> _Required work_
Where the word "value" shows up in the entries below, please copy the whole line.

> _Dataset records_
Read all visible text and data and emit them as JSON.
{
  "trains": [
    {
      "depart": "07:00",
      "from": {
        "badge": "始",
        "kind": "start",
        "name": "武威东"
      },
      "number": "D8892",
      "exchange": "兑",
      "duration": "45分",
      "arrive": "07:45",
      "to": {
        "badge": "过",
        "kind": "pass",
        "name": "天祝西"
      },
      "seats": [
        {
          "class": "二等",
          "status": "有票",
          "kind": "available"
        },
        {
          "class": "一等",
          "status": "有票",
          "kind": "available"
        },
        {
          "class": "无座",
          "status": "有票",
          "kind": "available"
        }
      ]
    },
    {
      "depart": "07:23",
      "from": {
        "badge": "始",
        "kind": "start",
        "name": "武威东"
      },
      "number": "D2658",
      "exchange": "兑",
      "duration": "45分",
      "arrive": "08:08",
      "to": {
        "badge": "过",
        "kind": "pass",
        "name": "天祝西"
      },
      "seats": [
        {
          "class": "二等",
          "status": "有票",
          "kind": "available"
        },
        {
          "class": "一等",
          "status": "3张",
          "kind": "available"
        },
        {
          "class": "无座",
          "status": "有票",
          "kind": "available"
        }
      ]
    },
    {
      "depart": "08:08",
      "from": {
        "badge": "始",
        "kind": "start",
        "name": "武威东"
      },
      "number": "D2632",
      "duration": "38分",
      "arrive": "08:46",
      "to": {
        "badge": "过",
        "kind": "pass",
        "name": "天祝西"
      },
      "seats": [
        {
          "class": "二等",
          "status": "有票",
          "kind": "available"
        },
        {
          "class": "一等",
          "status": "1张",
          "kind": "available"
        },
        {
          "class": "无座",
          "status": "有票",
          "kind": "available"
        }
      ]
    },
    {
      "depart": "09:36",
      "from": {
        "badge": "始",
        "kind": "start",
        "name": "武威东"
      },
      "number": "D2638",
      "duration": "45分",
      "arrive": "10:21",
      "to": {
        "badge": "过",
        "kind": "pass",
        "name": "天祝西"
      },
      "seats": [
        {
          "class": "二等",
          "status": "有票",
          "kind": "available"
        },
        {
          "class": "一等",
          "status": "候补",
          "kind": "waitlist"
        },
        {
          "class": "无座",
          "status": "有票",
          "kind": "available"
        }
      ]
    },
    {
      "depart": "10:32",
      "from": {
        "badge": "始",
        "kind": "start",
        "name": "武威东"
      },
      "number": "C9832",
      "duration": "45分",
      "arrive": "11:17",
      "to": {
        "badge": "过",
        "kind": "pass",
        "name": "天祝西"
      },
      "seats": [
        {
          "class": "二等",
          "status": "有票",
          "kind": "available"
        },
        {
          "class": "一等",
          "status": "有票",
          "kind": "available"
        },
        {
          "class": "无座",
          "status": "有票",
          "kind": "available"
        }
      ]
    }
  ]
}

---

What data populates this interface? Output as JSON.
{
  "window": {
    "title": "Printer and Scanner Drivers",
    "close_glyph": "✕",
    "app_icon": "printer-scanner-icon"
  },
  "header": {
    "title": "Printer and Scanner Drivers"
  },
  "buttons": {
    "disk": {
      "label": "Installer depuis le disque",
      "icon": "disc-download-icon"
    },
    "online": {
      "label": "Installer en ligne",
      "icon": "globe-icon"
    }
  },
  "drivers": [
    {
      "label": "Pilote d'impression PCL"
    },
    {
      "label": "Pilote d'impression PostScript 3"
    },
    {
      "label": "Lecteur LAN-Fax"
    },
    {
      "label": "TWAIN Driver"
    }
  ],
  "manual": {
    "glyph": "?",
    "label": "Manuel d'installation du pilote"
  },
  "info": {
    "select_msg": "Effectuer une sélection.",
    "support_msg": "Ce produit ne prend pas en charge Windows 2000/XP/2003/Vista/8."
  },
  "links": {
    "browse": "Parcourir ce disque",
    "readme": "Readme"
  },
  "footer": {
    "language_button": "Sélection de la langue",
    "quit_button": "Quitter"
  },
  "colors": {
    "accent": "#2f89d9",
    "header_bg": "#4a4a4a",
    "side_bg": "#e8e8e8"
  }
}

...

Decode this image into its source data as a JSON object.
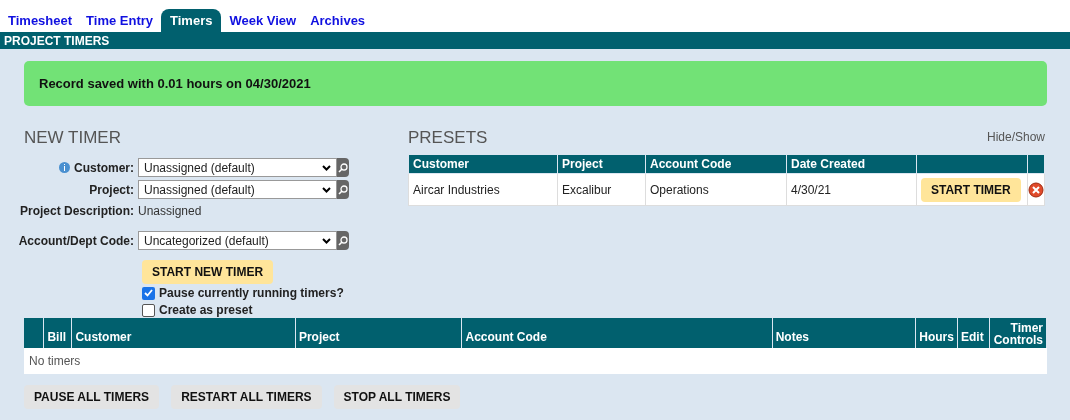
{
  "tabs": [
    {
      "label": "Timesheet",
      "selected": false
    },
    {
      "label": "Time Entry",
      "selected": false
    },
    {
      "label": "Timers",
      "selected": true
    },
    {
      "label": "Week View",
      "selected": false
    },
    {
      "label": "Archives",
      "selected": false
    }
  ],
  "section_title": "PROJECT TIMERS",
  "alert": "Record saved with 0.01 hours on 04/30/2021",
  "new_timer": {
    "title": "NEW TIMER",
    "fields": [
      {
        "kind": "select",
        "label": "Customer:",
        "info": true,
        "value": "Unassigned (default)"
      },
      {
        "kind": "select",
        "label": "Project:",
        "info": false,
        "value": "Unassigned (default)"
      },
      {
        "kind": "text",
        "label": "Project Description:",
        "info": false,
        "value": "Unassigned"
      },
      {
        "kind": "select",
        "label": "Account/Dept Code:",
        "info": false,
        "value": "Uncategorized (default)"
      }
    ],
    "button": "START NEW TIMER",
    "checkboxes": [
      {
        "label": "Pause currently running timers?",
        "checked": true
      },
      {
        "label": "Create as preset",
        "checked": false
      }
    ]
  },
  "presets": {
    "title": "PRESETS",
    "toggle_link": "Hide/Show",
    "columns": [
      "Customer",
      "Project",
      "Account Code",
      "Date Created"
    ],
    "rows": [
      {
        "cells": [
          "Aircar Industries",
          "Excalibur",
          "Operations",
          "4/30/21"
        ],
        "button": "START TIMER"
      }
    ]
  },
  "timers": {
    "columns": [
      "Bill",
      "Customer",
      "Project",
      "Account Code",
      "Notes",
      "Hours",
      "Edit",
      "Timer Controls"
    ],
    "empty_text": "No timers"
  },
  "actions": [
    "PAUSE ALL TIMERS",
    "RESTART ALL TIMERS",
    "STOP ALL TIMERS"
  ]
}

> _Exercise result_
        "value": "Unassigned (default)"
        "value": "Unassigned (default)"
        "value": "Unassigned"
        "value": "Uncategorized (default)"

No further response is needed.